Do you own pets? Do they share your living space? Buyers are more discerning than ever these days when deciding if the home they’ve selected is the right one. The last thing you want are pet odors or related conditions that undermine the potential sale.

When showing your home, keep cat boxes, bird and rodent cages, and the surrounding areas clean. Keep a towel or blanket under cages. Excess cat litter, bird seed and wood shavings should be vacuumed frequently. Having a well managed pet living area shows that you care about maintaining your home.

Here are some additional thoughts to keep in mind to make sure your furry little friends don't get in the way of a sale:

Is Fido taking a bite out of your sale? Dogs and cats in particular like to scratch and chew. Nervous dogs will scratch doors, floors, door frames, walls, carpet and even chew furniture. A home inspector will note any damage to components (doors, floors, weather stripping, screens) if it affects the overall function of any system within the home.

Luckily, scratches on hardwood floors (or the cabinet door where you keep Fido’s treats) can easily be fixed with a good sanding and finish, but the damage, if left un-treated, can completely draw attention away from the beautiful wood features in your home. Scratched and torn window screens can be repaired as well, but replacement is probably the best way to go if you’re looking to impress buyers with your home.

How to avoid this kind of damage in the first place? Keep your pets nails groomed and avoid locking your pet behind a door or in another room while entertaining or leaving the house for a long period of time. Give your dog chews and reward for good behavior. Give cats carpet pieces or scratching poles.

Nothing to sneeze at. Pets, for some, mean allergies and unpleasant smells. Some buyers’ allergies are so strong that dander in carpets and furniture can cause an attack within minutes and make a walk-through miserable or even impossible. Keep carpets and furniture vacuumed regularly—and let’s not forget about general pet odors. Without going overboard, carpet deodorizing treatments, air fresheners and/or some strategically-placed potpourri dishes (not where Fido can reach them) should do the trick.

SHED no tears. Cats and Dogs shed fur. Perhaps a surprising fact? Much of that hair/fur debris commonly ends up under the refrigerator. This is an insurance company documented fire safety issue and shouldn't be ignored. Vacuum under your refrigerator at least twice a year. Also, don't forget your air conditioning and heating supply registers. Hair/fur absolutely can and will affect the functioning and efficiency of these systems. But even if you've kept a fairly consistent cleaning schedule, pet hair in your AC unit or furnace system can be further removed by a professional HVAC company.

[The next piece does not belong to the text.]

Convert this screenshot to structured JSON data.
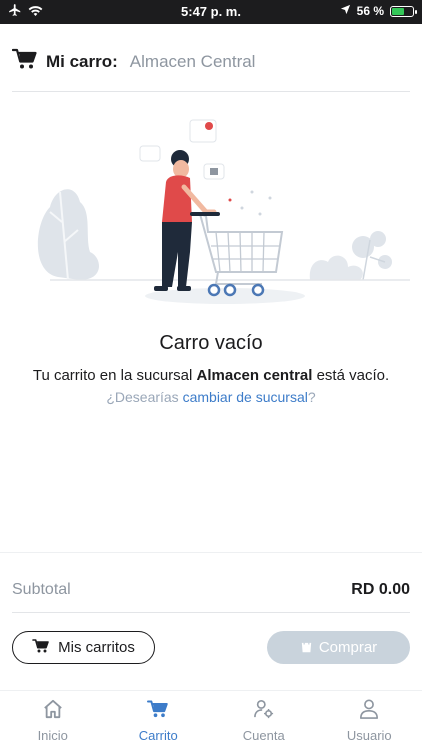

Urine? You're out! When speaking of pet odors, urine probably has to be the number one cause for wrinkled noses. But don’t be fooled by claims that painting over the damage is enough to fix and seal the issue. Urine stains in carpet can seep down into the carpet pad and even into the subfloor leaving lingering odors that could deter potential buyers. Urine on floors, wood trim, or drywall ultimately has to be replaced. It is the only way to truly remove the damage/stains and the resulting odor.

Itching to sell? Does your pet have fleas? You’ll want to take care of the issue immediately, especially for your pet’s sake, but you’ll be happy to know that with the help of a specialist, a flea problem can be fixed without replacing your carpet. 

Ocean views. Check your fish tanks frequently for leaking. It doesn't take much to ruin a wood floor, or sub flooring under a carpet. Inspections will look for water damage under the tank area and again at the next level below.

Get well soon. Maintain your animal's health. Not only will your pet thank you, but so will your home. A sick animal can be very damaging (long term) to your carpeting and/or furniture. Inspections will note stains on flooring materials as areas of concern.